Article

Single minded: venison faggot, lentils and purple sprouting broccoli

Categories: Expert guidance

Too often, Ed Smith argues, recipes focus on feeding a crowd or cooking as a couple and overlook the joy that can be had in shopping and cooking for one. In a monthly series, he looks to redress this imbalance by taking the best of the Market’s offering and using it to come up with a recipe for one, that leaves minimal leftovers. This time: venison faggot braised in red wine with lentils, purple sprouting broccoli and tarragon vinaigrette

Picture the scene: a group of friends gather in an enviably appointed kitchen and together prepare a meal. A couple of people peel and chop vegetables for the roasting tin; another two make fresh pasta (you know, just like that); someone else opens some dips, plates Cantabrian anchovies, and cuts up a few crudités, laughing while they casually pass those things around as the others cook; and a sixth person brings the party together, opening and pouring bottles of wine, maybe making a G&T or two.

Lovely. Great. But also, a bit glossy, a bit ‘made for TV’, a bit unlikely to happen so smoothly at my house, pal.

I wonder whether this kind of scene—played out in adverts, TV shows, cookbooks—makes us feel as though we’ve got to have beautiful friends over for cooking to be a leisure activity worthy of our downtime; and by extension, that we can’t have the same kind of fun on our own.

Cooking solo
It’s the opposite for me. I prefer cooking solo (and for myself) to cooking communally. Let’s quietly pass over the fact I’m not very good at releasing control and sharing jobs and concentrate more on the fact that I (and maybe you?) enjoy whiling away an hour or so, pottering over a chopping board and stove with a podcast or playlist on, and a large glass of wine nearby. Sure, it’s good when things are quick and easy. But it’s generally better—both for the end result and for switching off—when there are a few different stages and some of them take a bit of time.

When it’s just me, I like a base I can chop things for and then watch put-putter away on the stove while I absent-mindedly stir. I like a centrepiece that needs (just) a little care, perhaps one that I can share some of my wine with (not too much), and then can sit without further faff when everything gets pulled together. I like a side that, because it’s just me without other distractions, I can devote a little time to at the end, so that it’s cooked and dressed to perfection.

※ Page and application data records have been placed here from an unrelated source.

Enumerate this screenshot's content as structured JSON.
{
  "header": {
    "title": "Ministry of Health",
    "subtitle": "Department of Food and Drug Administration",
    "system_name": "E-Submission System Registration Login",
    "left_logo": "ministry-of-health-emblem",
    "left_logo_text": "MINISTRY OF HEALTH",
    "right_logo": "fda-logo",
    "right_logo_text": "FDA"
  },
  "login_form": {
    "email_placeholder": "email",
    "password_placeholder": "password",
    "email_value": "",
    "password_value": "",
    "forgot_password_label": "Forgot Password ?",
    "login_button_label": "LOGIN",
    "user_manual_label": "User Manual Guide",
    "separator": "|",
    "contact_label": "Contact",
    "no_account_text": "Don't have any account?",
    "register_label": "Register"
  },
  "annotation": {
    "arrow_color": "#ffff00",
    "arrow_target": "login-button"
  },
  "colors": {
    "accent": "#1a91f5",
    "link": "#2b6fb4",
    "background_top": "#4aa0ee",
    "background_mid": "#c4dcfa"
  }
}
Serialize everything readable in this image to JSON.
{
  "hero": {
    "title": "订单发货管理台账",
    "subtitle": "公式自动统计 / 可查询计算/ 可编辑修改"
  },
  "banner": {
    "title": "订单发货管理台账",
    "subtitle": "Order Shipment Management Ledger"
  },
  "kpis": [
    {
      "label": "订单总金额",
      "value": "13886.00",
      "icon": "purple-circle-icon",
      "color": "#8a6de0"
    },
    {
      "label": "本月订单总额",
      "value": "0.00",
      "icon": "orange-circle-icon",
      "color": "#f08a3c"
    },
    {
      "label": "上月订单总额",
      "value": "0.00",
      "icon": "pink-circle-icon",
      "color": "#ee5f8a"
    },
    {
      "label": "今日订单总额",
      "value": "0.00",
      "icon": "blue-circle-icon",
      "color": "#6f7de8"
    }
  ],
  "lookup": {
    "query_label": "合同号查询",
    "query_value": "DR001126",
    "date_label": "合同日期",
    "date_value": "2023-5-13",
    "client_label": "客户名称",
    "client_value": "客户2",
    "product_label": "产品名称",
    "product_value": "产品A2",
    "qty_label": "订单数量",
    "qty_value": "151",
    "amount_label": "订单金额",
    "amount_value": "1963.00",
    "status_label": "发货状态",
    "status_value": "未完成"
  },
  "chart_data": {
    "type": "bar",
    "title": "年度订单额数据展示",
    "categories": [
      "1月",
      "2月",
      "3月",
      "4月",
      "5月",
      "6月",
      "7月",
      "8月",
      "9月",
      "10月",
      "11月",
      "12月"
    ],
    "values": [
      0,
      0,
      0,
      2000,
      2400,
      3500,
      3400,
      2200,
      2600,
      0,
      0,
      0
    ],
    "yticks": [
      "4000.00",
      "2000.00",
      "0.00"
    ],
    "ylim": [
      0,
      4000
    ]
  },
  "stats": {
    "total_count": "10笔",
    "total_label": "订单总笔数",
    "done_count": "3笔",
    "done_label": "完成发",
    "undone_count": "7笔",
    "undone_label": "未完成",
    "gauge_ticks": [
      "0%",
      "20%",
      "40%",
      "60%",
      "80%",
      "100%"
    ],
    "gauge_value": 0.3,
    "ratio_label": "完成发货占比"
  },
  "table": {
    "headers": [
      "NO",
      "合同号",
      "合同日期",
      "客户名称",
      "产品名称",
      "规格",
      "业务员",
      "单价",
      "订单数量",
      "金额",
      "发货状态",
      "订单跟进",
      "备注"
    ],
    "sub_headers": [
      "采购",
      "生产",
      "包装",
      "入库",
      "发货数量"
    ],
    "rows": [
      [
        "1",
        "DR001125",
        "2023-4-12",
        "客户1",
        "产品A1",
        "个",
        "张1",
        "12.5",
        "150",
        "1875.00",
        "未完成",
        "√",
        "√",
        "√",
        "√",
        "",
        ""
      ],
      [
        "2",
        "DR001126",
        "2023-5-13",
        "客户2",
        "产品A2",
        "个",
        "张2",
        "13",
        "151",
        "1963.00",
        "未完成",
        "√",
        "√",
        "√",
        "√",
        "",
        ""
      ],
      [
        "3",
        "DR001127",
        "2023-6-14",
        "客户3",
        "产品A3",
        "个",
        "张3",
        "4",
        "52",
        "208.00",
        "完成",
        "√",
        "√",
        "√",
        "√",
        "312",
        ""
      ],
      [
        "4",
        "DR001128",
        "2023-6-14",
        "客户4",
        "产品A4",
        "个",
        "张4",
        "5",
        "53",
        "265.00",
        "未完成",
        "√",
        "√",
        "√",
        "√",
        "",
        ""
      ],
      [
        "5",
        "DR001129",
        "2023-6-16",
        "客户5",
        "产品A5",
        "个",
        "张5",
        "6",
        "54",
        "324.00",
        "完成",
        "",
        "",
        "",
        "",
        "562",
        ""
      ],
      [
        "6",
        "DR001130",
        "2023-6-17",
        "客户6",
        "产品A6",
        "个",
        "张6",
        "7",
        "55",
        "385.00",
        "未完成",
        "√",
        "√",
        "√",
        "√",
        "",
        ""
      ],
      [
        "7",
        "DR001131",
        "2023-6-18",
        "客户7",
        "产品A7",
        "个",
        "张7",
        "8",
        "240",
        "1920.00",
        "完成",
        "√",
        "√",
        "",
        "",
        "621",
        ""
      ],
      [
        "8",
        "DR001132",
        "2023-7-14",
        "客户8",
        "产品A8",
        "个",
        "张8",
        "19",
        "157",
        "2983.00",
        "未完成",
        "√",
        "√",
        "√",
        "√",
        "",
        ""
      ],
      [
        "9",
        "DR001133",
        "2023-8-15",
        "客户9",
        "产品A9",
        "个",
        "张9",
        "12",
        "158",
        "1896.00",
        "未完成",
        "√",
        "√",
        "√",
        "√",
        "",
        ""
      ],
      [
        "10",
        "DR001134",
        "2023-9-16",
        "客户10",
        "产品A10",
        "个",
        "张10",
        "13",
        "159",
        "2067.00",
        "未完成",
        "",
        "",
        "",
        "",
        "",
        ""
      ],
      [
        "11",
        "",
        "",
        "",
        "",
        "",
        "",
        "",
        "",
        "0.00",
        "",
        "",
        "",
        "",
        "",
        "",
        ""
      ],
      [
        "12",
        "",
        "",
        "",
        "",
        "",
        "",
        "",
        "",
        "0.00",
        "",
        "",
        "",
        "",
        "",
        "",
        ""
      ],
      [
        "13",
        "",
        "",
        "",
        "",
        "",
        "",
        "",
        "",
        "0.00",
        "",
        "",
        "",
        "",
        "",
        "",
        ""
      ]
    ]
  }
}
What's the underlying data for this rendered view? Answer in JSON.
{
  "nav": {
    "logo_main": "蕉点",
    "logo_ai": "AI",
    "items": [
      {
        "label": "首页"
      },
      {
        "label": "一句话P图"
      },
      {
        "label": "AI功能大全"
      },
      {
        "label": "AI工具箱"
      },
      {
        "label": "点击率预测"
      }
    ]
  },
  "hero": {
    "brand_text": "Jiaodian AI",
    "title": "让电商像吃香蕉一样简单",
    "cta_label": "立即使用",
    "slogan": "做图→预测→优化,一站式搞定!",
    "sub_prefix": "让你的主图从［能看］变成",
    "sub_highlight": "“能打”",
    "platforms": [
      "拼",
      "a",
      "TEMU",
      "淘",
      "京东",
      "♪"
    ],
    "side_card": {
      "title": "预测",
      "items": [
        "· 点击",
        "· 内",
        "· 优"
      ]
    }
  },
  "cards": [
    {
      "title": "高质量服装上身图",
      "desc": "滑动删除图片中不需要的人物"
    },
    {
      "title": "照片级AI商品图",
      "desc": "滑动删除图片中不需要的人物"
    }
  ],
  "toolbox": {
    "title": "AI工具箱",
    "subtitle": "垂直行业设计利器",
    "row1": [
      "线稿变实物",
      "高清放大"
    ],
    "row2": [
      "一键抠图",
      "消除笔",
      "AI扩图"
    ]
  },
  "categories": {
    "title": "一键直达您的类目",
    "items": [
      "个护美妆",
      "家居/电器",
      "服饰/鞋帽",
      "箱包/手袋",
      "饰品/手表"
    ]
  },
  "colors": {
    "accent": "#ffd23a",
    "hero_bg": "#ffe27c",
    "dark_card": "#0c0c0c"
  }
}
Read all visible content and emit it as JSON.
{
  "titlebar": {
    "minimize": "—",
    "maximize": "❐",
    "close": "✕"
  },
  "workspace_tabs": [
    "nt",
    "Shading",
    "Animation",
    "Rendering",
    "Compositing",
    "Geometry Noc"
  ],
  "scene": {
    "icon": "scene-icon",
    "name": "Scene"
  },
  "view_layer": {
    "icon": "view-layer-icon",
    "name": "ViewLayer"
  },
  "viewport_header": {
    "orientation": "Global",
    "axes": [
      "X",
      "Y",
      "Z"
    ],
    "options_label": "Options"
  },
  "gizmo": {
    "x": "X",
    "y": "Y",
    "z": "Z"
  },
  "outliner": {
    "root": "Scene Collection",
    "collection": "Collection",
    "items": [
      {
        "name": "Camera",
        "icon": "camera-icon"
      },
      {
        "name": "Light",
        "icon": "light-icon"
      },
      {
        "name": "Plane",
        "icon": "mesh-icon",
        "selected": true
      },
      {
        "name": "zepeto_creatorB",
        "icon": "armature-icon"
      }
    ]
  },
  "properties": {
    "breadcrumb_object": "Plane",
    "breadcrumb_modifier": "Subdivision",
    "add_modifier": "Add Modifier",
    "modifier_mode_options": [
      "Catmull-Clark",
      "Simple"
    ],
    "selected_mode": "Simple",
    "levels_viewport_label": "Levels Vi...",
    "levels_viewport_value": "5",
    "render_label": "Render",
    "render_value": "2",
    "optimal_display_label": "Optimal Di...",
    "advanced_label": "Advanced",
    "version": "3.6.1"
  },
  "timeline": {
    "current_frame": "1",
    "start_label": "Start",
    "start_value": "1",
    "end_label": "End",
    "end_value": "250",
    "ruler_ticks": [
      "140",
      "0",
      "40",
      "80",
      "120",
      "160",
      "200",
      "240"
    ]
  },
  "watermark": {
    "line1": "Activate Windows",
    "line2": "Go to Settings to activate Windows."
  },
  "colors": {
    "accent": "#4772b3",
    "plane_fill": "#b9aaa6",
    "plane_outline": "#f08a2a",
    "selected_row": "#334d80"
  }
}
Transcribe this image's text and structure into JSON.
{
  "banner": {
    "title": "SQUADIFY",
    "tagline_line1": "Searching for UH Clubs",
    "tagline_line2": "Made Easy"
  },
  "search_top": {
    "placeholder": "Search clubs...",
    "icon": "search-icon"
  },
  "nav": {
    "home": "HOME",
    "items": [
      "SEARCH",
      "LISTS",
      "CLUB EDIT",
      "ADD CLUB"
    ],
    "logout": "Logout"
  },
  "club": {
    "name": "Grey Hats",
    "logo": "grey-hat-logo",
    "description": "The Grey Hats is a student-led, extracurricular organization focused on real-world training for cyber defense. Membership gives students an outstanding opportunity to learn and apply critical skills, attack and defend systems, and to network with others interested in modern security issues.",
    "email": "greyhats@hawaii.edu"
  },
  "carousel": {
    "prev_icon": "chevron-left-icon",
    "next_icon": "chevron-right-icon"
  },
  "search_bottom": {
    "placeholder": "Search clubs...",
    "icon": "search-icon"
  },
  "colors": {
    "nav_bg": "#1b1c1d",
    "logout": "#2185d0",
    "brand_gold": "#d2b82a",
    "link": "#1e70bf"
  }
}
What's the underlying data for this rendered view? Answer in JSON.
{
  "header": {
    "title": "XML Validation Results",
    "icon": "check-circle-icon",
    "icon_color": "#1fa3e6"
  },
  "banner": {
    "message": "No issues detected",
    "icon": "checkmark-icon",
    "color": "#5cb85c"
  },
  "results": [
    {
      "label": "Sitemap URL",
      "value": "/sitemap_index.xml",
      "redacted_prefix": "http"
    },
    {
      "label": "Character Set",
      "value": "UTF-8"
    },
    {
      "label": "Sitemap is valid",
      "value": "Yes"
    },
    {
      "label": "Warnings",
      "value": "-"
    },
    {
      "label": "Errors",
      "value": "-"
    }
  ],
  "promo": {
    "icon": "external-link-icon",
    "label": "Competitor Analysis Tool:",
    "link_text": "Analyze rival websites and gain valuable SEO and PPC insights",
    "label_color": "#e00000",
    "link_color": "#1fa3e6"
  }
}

Indeed, I had those three elements in mind on my most recent wander round the Market. I sorted the side dish first. Partly because the sides are often my starting point, but also because as I walked into the Market via Stoney Street, I couldn’t fail to see a box at Ted’s Veg rammed with purple sprouting broccoli (at its finest right now). I took what I needed for one portion (as I’ve mentioned before, one of the benefits of shopping at a produce market free of pre-weighed packages), plus a bunch of tarragon at the same time.

Put-puttering base
I was then caught by how Shellseekers’ venison and fish counters seem to have swapped from right to left, and that the venison one was particularly tempting, not least the house-made faggots wrapped in caul fat. They were plump and cheap and I needed only one. Though I regret not buying a few more for the freezer.

Finally, the put-puttering base element. I’d hoped Le Marche du Quartier would have puy lentils and though they weren’t on the shelves this time (in stock again soon), I was set on this pulse and fortunately found green ones at Spice Mountain. So all was well.

I say finally, but the actual final thing was the ingredient that would bring everything together—as liquid for braising the faggot, splashed into the lentils, and for the glass that’d be in my hand (or near it) while cooking—so to Borough Wines, where we spoke about wanting something full and spicy enough to stand up to braised venison and a heady tarragon dressing, but mostly something very drinkable, just for me.

Read Ed’s recipe for venison faggot braised in red wine with lentils, purple sprouting broccoli and tarragon vinaigrette